Material supplied START

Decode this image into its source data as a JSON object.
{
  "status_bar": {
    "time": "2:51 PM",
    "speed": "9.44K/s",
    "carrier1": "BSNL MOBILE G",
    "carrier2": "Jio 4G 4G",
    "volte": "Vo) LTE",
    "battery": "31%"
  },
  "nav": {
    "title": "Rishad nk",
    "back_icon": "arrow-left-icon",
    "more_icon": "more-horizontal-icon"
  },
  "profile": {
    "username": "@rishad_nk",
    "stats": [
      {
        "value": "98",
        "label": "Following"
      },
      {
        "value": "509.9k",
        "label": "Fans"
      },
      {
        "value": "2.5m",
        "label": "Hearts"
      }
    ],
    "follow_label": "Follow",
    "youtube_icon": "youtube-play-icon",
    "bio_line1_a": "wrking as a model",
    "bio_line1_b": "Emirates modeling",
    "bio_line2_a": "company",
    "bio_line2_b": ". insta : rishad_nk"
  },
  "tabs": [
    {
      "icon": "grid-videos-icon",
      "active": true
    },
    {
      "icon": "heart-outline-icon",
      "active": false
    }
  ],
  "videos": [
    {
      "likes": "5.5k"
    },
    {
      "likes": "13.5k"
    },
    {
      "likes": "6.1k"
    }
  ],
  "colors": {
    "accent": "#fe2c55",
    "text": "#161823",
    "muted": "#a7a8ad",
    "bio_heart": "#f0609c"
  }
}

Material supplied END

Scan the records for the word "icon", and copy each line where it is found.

Exercise answer >>
    "back_icon": "arrow-left-icon",
    "more_icon": "more-horizontal-icon"
    "youtube_icon": "youtube-play-icon",
      "icon": "grid-videos-icon",
      "icon": "heart-outline-icon",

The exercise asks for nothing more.